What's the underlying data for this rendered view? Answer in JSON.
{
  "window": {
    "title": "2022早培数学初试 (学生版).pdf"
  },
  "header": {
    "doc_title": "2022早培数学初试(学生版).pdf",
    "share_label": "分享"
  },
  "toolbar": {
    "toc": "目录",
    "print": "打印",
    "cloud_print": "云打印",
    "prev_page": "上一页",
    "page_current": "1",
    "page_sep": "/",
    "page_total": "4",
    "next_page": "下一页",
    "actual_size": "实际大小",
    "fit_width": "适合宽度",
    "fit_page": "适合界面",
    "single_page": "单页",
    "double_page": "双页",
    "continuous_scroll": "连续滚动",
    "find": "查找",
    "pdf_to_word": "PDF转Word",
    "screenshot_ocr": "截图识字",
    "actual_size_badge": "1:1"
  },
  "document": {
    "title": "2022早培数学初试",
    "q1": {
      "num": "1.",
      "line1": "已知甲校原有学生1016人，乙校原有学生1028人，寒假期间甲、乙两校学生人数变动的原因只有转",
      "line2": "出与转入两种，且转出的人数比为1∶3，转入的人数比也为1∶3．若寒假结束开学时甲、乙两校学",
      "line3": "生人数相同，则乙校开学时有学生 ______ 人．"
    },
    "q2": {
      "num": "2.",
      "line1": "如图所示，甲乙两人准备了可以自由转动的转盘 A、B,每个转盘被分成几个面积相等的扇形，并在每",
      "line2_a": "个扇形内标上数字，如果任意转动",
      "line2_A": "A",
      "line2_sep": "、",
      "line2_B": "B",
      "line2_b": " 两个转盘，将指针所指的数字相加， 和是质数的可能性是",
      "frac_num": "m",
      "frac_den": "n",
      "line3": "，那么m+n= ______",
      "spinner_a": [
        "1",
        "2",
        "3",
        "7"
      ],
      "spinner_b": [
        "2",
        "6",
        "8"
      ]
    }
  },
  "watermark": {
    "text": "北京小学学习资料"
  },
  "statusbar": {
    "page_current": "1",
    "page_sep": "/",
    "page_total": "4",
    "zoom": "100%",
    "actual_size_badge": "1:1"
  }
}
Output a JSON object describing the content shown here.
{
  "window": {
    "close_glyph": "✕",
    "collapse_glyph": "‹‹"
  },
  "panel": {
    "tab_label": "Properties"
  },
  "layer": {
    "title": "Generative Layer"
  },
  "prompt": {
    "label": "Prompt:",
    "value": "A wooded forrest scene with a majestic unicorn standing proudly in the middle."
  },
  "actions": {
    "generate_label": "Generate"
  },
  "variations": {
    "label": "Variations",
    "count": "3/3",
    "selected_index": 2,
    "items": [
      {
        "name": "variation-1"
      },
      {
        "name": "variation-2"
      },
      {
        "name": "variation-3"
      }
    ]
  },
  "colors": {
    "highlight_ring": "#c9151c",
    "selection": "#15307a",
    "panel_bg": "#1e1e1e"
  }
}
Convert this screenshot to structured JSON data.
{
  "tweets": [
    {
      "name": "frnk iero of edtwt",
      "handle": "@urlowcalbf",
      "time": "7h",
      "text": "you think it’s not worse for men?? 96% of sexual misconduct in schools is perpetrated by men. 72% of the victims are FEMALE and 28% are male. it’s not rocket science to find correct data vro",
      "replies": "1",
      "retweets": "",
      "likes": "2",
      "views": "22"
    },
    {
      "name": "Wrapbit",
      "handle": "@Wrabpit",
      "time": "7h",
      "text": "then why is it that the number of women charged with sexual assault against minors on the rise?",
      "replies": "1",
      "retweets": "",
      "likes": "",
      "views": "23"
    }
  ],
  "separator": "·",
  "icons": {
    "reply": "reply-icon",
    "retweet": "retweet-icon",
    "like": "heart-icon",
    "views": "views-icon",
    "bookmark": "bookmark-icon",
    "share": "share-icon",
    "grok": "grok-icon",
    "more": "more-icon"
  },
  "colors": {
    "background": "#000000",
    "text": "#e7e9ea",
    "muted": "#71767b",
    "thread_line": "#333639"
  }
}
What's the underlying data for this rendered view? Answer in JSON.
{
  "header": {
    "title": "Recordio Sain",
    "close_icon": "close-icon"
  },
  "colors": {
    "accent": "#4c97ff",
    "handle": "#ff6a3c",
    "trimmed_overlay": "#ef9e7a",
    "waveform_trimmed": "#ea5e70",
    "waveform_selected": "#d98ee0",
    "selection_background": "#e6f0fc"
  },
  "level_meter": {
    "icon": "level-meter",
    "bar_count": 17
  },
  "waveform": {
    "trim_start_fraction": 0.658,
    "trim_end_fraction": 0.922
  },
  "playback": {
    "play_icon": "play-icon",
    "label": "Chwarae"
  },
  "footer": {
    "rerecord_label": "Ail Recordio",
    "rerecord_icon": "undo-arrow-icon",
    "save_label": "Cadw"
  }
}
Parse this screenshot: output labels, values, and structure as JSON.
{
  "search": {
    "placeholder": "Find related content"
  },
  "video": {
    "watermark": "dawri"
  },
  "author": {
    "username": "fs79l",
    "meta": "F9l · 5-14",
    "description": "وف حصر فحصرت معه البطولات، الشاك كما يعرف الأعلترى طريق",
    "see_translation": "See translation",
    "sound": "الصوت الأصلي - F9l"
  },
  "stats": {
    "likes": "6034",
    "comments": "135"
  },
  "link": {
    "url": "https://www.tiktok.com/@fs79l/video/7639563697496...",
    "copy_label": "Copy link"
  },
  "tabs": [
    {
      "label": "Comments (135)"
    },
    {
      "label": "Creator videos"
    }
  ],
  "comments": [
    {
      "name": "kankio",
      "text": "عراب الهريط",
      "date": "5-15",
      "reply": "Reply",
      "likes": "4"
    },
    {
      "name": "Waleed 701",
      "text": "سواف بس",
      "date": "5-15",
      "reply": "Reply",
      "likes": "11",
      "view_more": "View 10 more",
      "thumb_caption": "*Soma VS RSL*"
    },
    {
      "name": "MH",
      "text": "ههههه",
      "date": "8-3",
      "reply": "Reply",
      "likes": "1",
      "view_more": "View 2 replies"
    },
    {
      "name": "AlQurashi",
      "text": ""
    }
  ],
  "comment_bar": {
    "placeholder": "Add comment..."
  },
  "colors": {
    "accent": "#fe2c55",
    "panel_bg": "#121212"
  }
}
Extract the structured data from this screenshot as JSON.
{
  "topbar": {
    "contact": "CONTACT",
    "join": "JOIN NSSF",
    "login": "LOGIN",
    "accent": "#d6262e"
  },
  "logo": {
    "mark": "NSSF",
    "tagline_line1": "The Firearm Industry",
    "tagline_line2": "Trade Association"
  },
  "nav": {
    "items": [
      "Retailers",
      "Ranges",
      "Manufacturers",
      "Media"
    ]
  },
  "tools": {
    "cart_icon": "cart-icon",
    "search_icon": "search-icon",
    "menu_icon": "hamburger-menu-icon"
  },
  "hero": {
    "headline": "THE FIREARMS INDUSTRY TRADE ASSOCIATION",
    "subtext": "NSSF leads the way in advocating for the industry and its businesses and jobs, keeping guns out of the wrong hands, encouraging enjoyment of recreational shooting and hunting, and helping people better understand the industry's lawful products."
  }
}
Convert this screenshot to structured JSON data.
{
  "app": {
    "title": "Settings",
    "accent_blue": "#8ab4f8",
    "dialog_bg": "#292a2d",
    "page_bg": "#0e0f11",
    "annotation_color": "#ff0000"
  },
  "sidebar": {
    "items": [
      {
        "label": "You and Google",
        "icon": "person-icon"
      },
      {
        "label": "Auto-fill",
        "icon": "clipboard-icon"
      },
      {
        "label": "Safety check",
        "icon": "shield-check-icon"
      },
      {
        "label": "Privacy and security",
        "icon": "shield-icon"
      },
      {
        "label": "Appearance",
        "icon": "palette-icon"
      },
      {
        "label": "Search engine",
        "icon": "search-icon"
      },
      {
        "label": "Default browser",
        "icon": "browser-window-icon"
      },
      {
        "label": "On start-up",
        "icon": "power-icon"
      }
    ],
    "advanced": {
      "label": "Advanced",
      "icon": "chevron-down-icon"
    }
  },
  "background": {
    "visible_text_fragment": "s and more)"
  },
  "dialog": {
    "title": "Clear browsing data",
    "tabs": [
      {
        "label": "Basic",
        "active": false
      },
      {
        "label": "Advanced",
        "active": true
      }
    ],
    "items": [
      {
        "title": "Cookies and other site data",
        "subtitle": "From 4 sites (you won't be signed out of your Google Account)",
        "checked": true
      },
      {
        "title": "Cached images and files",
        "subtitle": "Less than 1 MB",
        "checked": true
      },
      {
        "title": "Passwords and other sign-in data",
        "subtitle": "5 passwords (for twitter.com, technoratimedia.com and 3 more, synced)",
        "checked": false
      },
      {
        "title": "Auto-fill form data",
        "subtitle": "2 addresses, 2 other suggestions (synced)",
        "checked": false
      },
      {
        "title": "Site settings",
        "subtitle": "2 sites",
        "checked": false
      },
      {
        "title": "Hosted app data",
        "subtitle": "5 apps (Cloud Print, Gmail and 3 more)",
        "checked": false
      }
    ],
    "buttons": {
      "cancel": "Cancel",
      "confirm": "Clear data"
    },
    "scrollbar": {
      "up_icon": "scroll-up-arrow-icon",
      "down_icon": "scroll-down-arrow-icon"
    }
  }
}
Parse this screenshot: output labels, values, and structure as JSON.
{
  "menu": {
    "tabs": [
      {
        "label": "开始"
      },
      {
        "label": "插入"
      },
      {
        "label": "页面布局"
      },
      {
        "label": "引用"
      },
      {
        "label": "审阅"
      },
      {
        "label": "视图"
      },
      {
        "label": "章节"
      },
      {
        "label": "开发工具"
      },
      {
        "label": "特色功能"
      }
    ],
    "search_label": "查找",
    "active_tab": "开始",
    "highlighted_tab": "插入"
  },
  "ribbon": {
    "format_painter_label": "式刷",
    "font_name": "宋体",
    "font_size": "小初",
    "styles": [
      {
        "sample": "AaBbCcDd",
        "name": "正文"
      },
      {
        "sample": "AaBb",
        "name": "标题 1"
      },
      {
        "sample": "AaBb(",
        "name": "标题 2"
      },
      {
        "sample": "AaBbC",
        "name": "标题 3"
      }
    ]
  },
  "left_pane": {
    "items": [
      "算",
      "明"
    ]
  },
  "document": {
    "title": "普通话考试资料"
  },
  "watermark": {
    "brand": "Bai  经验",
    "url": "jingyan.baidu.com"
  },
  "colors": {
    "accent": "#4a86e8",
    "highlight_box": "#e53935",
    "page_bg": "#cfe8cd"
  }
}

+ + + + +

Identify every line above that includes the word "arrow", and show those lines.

    "rerecord_icon": "undo-arrow-icon",
      "up_icon": "scroll-up-arrow-icon",
      "down_icon": "scroll-down-arrow-icon"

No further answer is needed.